:: Exercise directions ::
Check each line of the records below for the word "Disk" and copy those where it appears.

:: Dataset content ::
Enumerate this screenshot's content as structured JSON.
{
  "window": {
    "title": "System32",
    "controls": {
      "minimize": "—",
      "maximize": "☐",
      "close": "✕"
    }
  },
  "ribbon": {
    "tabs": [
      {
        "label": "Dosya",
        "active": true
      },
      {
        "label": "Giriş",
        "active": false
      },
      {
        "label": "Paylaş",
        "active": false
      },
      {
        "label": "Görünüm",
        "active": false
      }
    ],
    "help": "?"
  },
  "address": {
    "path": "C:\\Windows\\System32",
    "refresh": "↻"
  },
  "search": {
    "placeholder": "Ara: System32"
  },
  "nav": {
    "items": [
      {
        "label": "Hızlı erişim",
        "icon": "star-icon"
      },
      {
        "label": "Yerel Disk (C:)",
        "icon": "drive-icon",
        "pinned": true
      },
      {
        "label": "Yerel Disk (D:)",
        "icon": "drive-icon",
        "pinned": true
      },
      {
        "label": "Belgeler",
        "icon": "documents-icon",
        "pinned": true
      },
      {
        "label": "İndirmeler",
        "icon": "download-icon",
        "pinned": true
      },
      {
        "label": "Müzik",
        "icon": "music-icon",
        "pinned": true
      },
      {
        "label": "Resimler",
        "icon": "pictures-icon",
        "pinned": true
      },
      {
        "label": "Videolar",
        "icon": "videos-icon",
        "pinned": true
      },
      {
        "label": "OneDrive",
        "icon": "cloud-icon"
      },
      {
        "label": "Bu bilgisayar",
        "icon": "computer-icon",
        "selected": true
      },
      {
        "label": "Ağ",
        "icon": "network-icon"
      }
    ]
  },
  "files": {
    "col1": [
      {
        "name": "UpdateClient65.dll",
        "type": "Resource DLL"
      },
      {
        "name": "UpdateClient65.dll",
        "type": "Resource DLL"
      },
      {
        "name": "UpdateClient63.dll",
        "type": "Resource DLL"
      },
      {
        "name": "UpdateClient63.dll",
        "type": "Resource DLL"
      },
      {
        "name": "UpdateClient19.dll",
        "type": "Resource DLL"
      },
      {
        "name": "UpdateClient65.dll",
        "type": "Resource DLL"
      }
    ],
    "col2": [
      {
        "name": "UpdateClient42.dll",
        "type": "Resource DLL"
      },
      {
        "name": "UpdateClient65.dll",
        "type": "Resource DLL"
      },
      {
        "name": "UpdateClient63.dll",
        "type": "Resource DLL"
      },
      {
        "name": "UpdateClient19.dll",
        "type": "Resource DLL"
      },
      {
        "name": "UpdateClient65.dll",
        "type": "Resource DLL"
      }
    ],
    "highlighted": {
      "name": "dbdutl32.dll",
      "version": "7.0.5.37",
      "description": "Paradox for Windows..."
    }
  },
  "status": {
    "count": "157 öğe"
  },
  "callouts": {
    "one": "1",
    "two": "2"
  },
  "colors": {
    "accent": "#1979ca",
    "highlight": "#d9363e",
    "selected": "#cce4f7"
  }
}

:: Expected output ::
        "label": "Yerel Disk (C:)",
        "label": "Yerel Disk (D:)",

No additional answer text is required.